NEW ORLEANS — Jahlil Okafor’s Nets career lasted barely four months after they traded for him last December, and it was frustrating for him to appear in only 26 games after being relegated to an end-of-the-bench role. But when Okafor looks back on his time with the Nets, he might regard it as a turning point not only because of the friends he made but because of the advice he received to deal with his mental health issues.
Okafor, who now is in a backup role with the Pelicans, at first ignored the advice of Nets psychologist Dr. Paul Groenewal to seek counseling. “I deal with anxiety,” Okafor said before the Pelicans played the Nets Friday night at Smoothie King Center.
“When I first heard about it, I pushed it to the side because I had never heard about it and my family never talks about it. When they first brought it to me, I thought it was b.s. I finally read about it, and I heard [Cavs star] Kevin Love talk about it in an article [and] I thought, ‘Wow, that’s something I deal with.’ I’m happy that I did it. I wish I would have done it sooner. But I’m 22 and still learning.”
Addressing his personal issues not only has helped Okafor put his work-related troubles in perspective, but he said it also has helped him strive to become a better person off the court. “Realizing there’s a lot of pressure on me and accepting that for what it is and realizing I might need somebody to talk to, there’s nothing wrong with that,” Okafor said.
“And it goes farther than just basketball. There’s stuff off the court, dealing with family, the stuff I dealt with growing up. All of that came out when I started talking to somebody. It felt good to get it off my chest. It’s been very beneficial for me.”
Okafor said he still maintains close ties to former Net Quincy Acy as well as current members of the team, including D’Angelo Russell, Spencer Dinwiddie, Caris LeVert and Joe Harris.

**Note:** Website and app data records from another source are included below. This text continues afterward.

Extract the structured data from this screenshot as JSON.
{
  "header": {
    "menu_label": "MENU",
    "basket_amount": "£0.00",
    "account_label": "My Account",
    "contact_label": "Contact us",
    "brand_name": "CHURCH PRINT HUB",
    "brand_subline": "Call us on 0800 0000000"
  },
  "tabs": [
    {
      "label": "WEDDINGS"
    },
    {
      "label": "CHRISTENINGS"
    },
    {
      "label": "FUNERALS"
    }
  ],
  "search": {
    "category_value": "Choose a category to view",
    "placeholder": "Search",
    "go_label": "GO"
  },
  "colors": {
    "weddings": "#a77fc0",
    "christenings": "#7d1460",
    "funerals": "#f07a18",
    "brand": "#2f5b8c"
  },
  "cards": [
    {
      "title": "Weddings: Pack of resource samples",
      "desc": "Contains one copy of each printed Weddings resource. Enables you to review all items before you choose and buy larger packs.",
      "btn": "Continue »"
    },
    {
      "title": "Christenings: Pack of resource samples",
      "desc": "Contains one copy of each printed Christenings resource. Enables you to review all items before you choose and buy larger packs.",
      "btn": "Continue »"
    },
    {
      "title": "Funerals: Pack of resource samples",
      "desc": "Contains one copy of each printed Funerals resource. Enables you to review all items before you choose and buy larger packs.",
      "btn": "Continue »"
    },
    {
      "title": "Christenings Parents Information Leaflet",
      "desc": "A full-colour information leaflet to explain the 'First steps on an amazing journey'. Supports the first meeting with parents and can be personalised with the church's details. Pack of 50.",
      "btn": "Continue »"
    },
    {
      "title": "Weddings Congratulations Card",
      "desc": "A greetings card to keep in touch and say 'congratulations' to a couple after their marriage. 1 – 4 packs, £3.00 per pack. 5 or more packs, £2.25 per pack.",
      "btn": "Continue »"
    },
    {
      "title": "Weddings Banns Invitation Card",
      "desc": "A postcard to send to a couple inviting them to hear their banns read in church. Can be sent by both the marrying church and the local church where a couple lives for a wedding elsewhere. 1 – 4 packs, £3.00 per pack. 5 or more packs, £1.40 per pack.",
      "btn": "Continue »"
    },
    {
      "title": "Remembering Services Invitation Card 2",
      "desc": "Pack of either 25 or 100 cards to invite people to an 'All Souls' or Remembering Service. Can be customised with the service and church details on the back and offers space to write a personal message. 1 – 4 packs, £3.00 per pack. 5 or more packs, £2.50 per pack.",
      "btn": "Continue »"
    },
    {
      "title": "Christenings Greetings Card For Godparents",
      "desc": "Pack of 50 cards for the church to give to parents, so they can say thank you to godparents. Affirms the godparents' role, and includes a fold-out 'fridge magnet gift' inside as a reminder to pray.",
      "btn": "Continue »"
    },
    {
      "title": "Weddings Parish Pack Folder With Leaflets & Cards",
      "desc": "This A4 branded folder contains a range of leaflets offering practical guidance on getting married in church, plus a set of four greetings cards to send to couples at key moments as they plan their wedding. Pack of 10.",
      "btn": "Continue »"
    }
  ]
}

“Those guys were all great to me,” Okafor said. “I miss seeing them every day, but they’re doing well and I’m rooting for those guys for sure.”